A few weeks later, a Gizmodo report that his health was "declining rapidly" finally appeared to spur Apple into commenting directly on Jobs' health just before Macworld started. But the information they released on January 5 does not square with the information released Wednesday, and regardless of the company's intent, that is troubling to outsiders.
Jobs is widely believed to personally approve every piece of official communication that emerges from Apple. It seems clear that he detested having to make the initial statement, writing "so now I've said more than I wanted to say, and all that I am going to say, about this."
But as much as Jobs may have liked that to be the case, it was never going to be so. That's because once Apple opened the door to the idea that Jobs' health was public information, there was no going back. And if it wasn't completely forthright about the state of Jobs' health on January 5, it has also opened the door to legal action.

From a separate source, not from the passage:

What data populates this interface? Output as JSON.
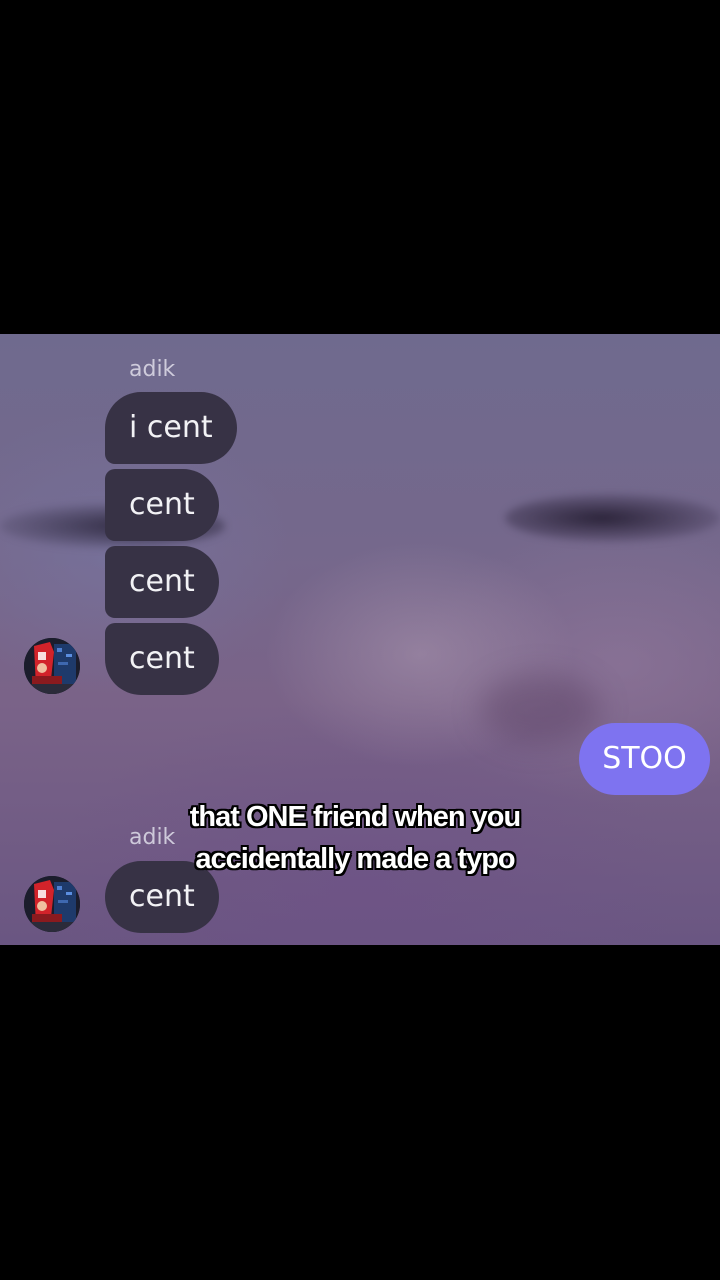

Did Jobs deceive Apple and shareholders regarding his health? No one has uncovered hard evidence that he did. But it sure looks bad, and securities lawyers are sure to exploit the situation given the drop in Apple's stock in after-hours trading Wednesday and a further drop Thursday.
Apple is a notoriously secretive company. That strategy has allowed Apple to generate hype better than perhaps any company in America, but it could have backfired in a big way Wednesday. So how can Apple respond?
Lay bare the succession plan, said Patrick McGurn, special counsel at RiskMetrics Group's ISS Governance Services. Tim Cook will run Apple while Jobs is recuperating, but the board of directors needs to reassure investors that it has a long-term plan for providing Apple with leadership, whether that's Cook or anyone else on the management team.
"That's where the uncertainty is. No one can predict the health issues, (but investors are) looking for some level of assurance that the board does have a plan in place" for a post-Steve Jobs Apple, McGurn said.
Apple has hinted at such a plan in the past, but hints won't cut it anymore. And that's going to be a very difficult thing for a company raised in a culture of secrecy to do, especially while Jobs is still its CEO.